-- Opening Marker --

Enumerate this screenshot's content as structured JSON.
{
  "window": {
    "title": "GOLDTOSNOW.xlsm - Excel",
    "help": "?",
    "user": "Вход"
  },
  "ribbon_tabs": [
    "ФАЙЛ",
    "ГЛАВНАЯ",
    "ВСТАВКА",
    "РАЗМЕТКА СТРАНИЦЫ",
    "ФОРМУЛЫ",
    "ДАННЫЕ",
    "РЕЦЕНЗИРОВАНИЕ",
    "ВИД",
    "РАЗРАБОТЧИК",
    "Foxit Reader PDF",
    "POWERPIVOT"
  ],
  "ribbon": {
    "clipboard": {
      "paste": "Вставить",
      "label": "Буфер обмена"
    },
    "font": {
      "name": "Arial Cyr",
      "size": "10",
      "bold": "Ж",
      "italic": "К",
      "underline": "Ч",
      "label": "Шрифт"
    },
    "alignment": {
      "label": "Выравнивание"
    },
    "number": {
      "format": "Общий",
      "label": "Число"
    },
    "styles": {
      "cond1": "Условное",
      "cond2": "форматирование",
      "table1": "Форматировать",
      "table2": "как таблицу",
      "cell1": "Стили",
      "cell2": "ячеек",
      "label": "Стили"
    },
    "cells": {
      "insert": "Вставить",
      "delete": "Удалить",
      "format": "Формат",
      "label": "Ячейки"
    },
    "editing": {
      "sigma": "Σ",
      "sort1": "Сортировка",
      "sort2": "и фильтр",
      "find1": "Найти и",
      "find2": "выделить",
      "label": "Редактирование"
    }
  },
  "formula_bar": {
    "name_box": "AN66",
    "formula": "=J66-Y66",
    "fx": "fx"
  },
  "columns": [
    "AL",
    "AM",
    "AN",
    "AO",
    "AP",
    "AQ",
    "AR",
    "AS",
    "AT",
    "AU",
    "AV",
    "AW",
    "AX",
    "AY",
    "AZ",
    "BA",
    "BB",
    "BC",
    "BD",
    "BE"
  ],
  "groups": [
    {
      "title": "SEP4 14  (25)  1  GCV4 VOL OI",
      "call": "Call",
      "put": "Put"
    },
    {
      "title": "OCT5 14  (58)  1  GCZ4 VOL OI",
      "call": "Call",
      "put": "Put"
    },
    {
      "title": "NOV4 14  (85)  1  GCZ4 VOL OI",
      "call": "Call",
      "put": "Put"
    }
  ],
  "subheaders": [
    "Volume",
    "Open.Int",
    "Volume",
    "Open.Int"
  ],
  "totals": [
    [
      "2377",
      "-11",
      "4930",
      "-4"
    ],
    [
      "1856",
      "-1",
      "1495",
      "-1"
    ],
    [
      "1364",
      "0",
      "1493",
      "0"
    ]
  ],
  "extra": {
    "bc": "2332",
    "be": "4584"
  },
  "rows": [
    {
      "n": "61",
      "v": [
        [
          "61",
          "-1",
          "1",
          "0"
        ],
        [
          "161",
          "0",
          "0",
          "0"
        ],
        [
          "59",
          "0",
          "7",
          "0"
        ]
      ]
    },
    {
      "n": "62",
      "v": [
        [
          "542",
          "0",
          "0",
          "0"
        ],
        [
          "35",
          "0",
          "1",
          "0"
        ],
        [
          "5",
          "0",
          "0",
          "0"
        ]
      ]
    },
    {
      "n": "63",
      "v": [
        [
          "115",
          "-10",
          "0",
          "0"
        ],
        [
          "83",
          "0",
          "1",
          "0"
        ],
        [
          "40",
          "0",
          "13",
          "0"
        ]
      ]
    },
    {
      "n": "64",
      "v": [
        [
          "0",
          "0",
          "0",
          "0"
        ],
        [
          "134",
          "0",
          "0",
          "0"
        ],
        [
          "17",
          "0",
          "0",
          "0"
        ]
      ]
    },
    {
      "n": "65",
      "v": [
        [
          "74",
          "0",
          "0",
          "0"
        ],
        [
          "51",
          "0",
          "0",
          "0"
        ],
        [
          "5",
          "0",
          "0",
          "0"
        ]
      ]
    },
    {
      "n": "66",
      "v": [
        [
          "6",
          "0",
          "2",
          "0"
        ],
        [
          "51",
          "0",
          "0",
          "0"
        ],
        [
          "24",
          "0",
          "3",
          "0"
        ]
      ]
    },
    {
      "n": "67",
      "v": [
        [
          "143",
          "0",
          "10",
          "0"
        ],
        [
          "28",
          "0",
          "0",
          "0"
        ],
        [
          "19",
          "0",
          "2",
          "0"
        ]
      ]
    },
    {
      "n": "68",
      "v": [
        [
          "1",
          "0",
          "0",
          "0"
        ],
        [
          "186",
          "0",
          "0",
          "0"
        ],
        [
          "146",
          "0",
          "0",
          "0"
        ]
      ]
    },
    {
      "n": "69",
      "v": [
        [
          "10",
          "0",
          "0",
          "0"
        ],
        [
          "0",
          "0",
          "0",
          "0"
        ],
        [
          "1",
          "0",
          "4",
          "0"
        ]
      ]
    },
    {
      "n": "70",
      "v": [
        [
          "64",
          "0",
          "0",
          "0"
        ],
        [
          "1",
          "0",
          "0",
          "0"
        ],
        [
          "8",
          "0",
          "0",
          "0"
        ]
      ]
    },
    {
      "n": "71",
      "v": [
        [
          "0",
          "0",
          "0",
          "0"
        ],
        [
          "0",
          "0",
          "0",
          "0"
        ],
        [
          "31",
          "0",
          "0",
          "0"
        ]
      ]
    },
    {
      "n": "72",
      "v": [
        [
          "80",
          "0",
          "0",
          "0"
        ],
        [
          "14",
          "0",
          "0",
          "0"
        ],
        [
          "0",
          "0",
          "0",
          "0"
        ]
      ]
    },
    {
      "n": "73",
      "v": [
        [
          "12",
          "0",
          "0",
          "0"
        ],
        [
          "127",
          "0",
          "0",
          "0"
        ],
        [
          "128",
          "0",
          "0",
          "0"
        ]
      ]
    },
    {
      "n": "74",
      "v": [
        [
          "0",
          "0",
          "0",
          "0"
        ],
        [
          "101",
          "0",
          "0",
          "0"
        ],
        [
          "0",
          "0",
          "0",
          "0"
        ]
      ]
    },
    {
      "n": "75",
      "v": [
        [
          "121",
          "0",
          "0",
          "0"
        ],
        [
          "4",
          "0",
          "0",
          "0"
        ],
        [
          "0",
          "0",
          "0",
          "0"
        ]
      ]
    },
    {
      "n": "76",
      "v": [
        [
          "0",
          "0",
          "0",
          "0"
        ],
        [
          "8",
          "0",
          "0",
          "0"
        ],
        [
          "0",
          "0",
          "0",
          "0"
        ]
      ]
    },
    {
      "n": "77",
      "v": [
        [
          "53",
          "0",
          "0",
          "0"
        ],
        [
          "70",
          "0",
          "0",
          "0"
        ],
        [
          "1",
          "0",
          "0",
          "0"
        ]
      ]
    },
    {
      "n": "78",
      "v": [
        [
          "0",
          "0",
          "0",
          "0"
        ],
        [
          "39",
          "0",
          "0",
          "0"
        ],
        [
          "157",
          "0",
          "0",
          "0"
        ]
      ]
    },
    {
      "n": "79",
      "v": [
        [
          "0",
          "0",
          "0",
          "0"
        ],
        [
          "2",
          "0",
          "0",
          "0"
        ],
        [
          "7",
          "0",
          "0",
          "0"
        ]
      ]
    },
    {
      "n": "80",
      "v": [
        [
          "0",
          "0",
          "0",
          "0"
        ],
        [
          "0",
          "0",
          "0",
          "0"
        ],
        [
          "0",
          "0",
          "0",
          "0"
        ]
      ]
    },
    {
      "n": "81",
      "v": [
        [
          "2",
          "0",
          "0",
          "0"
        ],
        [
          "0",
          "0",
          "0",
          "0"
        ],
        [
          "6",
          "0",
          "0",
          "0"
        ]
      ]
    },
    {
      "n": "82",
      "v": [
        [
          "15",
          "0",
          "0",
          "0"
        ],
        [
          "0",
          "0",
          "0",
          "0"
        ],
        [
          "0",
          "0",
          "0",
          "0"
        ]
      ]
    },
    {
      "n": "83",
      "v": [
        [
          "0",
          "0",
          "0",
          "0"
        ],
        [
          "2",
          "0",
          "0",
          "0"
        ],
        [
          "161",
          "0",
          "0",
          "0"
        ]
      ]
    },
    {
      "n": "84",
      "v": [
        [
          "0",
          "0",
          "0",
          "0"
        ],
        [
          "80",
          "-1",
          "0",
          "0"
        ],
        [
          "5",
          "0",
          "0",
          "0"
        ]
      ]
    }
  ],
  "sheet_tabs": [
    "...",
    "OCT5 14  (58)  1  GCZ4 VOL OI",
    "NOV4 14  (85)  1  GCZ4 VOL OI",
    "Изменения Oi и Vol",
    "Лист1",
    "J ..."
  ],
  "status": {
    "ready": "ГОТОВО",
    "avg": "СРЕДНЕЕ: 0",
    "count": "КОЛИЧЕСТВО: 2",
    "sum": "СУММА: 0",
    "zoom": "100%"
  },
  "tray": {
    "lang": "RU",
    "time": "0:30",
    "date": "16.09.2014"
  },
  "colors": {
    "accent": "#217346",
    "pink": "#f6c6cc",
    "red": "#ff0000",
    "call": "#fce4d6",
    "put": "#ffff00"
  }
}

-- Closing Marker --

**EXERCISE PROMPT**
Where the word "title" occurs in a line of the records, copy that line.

**EXERCISE RESPONSE**
    "title": "GOLDTOSNOW.xlsm - Excel",
      "title": "SEP4 14  (25)  1  GCV4 VOL OI",
      "title": "OCT5 14  (58)  1  GCZ4 VOL OI",
      "title": "NOV4 14  (85)  1  GCZ4 VOL OI",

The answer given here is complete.